*Task:* Would you go through the records below and copy each line with the string "kind"?

*Dataset items:*
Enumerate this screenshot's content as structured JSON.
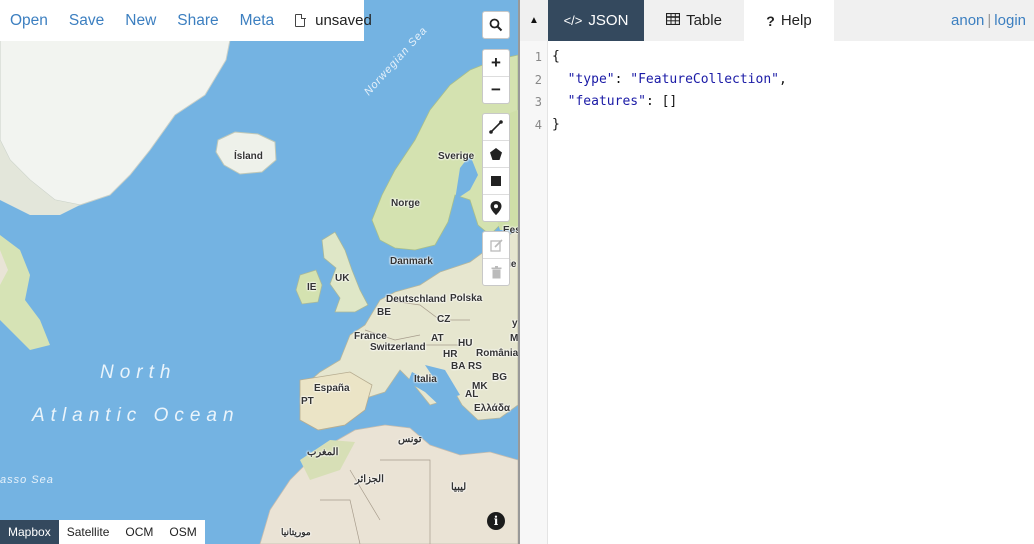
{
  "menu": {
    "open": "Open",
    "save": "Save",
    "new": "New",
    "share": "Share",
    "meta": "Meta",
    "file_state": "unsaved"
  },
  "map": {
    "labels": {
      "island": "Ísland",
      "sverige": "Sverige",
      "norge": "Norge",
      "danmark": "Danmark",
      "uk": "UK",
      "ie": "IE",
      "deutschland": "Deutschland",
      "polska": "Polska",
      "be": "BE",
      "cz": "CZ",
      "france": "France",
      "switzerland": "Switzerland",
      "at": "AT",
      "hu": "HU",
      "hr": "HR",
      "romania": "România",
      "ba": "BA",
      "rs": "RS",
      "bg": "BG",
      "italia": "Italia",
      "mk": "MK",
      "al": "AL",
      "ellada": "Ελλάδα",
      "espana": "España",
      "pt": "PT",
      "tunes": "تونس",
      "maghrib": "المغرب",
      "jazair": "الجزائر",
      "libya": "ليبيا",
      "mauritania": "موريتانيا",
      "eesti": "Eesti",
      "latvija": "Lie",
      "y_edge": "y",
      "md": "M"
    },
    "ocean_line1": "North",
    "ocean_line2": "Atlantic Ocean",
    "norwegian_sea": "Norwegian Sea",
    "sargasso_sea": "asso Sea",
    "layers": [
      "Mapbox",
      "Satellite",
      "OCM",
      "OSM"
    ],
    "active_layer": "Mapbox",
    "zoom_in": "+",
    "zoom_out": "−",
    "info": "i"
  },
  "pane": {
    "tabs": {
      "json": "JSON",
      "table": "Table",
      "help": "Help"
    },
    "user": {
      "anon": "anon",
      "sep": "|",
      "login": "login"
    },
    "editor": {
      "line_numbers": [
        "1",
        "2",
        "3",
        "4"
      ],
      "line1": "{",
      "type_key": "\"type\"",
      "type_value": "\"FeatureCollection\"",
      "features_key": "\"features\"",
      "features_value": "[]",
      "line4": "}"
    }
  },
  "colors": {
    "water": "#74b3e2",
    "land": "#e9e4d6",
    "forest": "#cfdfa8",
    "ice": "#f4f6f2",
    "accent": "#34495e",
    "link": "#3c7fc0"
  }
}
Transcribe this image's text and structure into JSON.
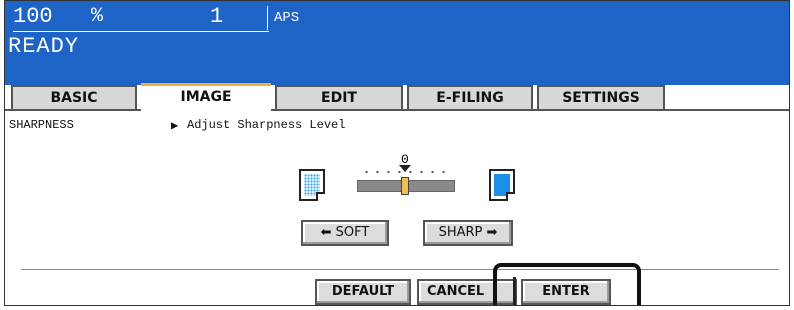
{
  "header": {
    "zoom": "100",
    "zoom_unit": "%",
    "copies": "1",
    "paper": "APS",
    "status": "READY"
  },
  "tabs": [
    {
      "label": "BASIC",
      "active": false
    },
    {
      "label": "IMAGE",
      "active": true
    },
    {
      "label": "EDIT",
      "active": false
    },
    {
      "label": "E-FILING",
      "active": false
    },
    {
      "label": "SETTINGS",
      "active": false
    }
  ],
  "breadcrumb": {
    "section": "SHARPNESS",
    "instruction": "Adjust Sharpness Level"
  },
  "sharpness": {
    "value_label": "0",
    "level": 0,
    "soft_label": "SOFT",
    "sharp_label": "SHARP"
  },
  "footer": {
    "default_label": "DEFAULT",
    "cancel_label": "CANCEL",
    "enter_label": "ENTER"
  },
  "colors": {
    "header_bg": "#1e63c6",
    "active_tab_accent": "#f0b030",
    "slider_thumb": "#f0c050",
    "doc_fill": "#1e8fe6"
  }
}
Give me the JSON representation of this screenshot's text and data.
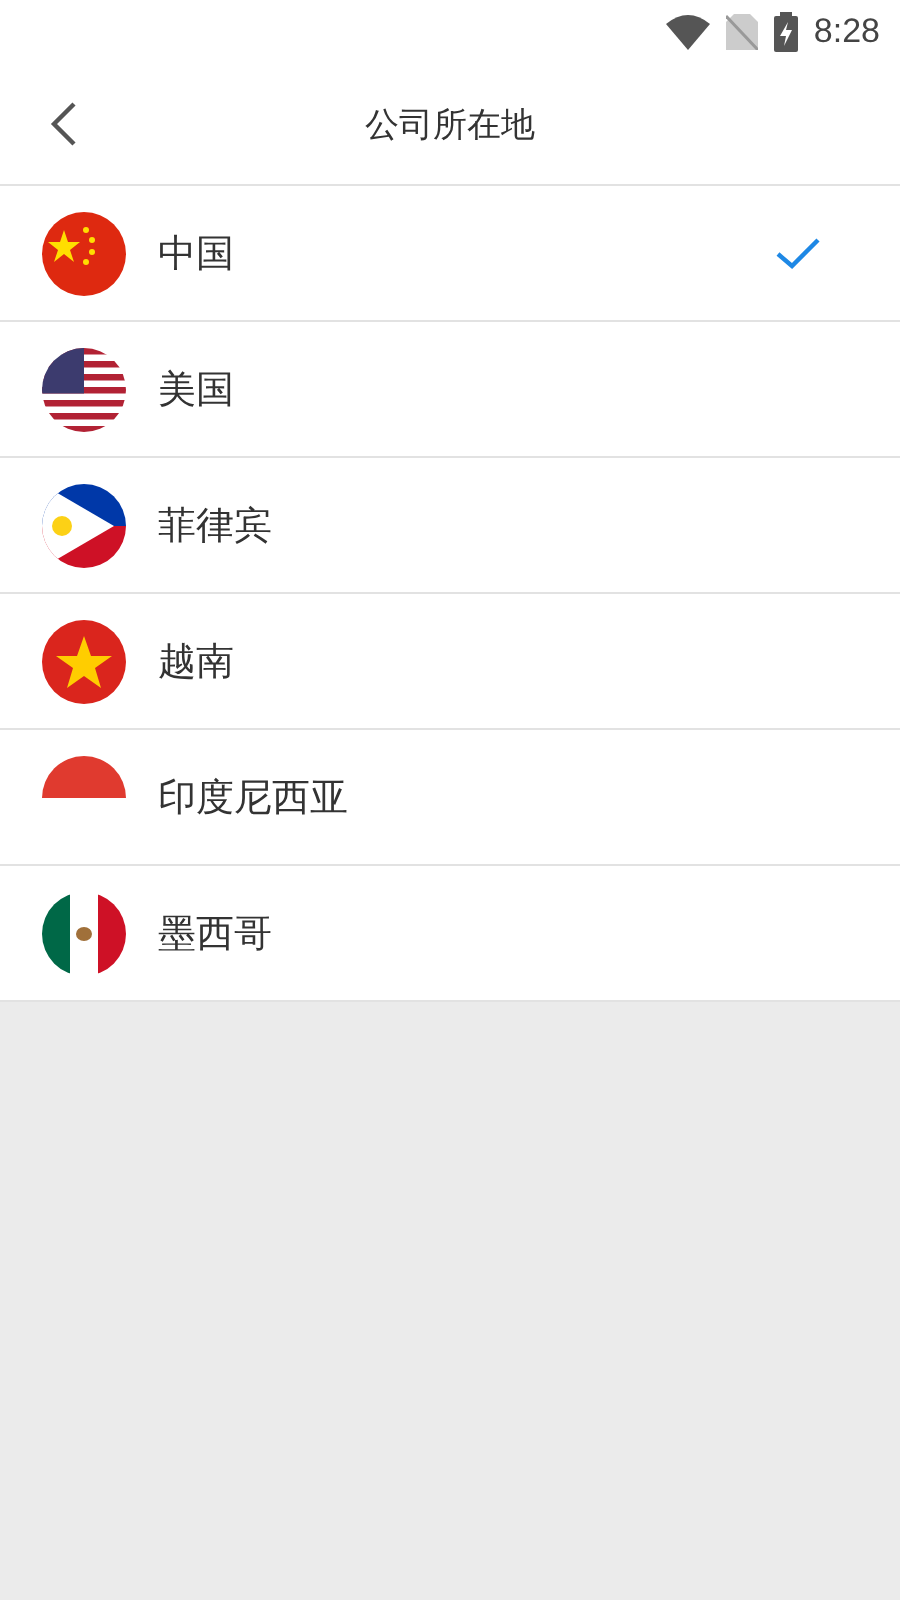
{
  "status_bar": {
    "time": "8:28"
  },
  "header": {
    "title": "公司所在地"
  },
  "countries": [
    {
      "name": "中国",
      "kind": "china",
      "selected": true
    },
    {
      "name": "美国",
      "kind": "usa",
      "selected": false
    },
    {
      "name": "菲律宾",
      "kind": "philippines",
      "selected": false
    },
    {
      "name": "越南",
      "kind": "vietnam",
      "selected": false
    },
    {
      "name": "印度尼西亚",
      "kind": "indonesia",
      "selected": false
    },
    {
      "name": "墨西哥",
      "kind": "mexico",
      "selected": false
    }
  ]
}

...

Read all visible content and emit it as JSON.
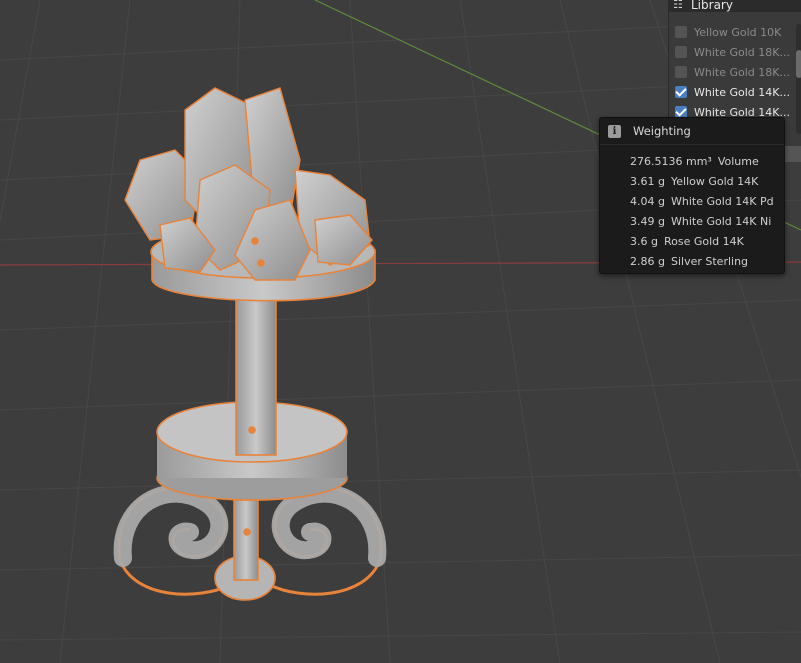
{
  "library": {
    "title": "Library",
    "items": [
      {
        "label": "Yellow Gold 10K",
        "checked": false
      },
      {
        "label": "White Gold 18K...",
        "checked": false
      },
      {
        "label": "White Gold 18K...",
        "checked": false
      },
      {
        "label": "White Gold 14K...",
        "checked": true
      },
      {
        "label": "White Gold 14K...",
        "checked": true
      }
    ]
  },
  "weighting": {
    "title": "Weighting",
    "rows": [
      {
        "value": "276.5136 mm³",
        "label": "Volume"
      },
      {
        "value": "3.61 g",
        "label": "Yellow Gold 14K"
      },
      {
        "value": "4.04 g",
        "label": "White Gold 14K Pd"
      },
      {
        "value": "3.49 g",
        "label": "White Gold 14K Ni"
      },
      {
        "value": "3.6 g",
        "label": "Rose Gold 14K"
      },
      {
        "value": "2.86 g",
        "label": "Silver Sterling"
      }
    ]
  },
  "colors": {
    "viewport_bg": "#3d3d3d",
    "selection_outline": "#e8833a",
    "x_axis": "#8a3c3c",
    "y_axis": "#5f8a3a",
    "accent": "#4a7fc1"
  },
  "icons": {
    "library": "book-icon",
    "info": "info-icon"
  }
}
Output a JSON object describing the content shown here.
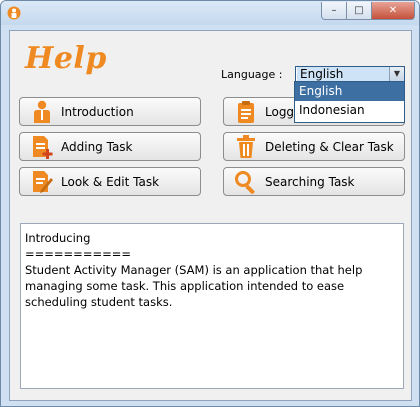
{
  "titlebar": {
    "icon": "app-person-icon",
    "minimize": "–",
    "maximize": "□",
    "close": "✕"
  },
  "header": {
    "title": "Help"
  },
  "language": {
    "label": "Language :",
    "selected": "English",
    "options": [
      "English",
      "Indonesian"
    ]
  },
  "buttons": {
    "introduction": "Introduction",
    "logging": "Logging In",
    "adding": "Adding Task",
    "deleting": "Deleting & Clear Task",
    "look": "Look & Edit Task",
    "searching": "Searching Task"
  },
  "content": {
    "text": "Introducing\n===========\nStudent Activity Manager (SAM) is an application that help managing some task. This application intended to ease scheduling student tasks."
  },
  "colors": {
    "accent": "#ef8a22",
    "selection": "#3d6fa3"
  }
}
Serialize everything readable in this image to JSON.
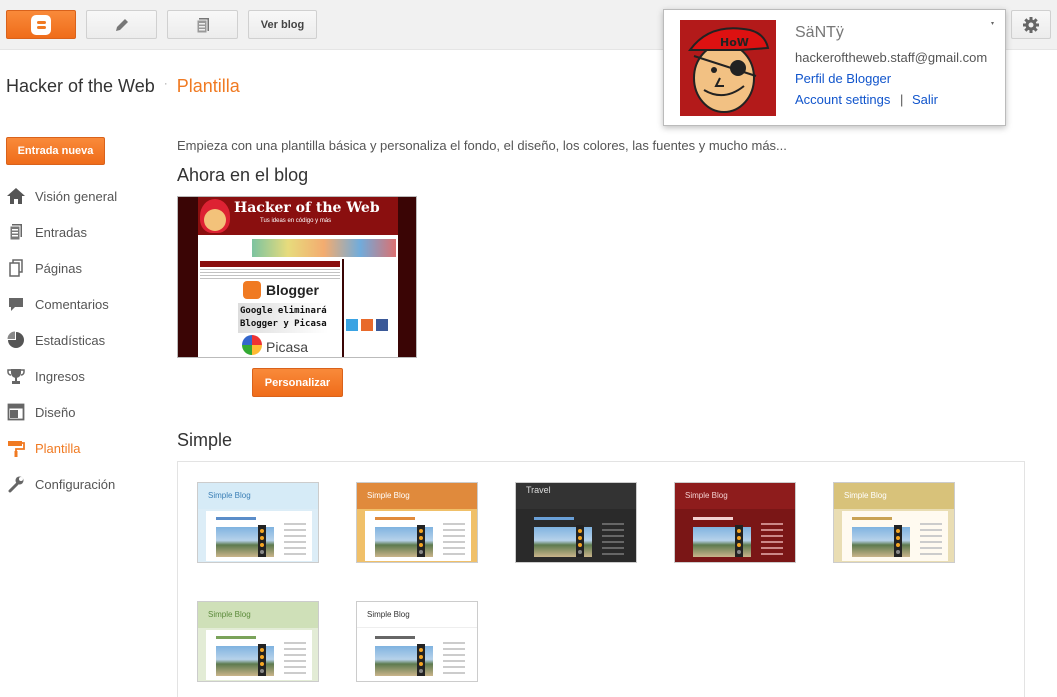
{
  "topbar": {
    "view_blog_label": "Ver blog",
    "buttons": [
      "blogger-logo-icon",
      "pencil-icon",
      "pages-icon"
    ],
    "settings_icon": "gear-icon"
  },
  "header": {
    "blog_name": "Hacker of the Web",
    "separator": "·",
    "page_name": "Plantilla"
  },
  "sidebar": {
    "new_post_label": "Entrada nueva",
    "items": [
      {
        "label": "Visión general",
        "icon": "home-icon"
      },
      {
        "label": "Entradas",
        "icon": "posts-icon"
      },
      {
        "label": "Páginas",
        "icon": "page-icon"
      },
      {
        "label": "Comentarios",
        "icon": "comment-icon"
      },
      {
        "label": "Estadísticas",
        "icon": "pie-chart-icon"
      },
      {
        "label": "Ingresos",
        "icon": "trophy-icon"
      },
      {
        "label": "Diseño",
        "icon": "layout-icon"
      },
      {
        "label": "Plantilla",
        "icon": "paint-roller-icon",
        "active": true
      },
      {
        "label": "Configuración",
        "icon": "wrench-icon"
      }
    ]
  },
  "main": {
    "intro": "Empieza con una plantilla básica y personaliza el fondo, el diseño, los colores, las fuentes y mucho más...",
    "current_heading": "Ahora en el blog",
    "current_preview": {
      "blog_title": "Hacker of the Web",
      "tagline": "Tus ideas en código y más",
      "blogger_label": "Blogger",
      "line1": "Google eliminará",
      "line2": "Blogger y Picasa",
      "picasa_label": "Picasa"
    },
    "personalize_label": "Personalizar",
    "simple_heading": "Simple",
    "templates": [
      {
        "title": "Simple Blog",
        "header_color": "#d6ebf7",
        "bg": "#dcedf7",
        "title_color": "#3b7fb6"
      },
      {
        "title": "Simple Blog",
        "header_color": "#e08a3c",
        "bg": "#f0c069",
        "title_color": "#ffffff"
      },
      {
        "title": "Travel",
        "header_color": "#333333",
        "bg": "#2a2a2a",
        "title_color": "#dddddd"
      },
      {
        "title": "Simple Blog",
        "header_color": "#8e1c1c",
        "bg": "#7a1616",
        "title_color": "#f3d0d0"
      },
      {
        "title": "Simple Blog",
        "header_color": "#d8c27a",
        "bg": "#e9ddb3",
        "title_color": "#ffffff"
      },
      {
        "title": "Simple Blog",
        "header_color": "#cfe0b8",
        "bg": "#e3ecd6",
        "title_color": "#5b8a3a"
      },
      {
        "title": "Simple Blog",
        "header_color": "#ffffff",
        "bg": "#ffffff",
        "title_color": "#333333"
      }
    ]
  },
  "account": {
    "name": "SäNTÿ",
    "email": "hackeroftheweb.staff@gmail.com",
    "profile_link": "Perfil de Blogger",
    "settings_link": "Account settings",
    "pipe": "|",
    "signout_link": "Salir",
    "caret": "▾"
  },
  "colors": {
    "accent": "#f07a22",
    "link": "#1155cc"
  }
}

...

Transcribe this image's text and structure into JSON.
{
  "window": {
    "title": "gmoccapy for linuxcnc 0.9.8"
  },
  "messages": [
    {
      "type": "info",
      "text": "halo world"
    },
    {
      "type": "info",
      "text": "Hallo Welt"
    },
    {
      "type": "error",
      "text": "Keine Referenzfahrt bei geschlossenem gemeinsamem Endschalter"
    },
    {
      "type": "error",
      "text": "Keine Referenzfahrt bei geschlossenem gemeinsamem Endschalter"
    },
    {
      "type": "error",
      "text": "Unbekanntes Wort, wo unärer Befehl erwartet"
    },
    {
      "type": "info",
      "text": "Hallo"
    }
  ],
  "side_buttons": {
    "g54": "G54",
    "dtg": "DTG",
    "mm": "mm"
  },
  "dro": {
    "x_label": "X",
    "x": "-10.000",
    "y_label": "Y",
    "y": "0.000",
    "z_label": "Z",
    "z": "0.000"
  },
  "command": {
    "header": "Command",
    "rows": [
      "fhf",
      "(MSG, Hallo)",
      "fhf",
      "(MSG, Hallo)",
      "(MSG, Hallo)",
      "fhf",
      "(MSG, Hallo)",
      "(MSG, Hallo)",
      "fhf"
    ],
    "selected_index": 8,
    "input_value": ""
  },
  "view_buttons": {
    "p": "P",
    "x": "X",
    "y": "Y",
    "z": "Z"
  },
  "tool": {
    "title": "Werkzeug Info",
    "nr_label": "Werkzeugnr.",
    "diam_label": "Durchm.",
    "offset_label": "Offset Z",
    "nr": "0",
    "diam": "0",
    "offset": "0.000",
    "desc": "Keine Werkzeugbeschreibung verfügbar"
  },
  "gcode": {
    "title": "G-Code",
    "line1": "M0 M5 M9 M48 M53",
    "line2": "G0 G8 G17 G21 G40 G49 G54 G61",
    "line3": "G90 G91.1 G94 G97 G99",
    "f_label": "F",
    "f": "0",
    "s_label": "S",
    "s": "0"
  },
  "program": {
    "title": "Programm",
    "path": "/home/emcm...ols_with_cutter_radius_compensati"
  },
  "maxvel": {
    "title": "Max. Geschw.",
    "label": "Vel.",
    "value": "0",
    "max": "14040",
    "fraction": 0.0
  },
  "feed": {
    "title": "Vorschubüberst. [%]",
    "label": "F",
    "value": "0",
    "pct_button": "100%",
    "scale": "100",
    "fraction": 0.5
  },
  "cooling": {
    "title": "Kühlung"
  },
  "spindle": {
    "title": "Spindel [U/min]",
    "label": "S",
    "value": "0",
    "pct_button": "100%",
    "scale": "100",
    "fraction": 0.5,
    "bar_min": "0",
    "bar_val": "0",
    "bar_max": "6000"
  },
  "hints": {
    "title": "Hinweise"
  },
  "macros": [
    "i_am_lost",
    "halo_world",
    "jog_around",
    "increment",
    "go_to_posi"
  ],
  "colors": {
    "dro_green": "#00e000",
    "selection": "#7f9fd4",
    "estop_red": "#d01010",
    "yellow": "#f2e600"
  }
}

*Your solution:*
      "kind": "china",
      "kind": "usa",
      "kind": "philippines",
      "kind": "vietnam",
      "kind": "indonesia",
      "kind": "mexico",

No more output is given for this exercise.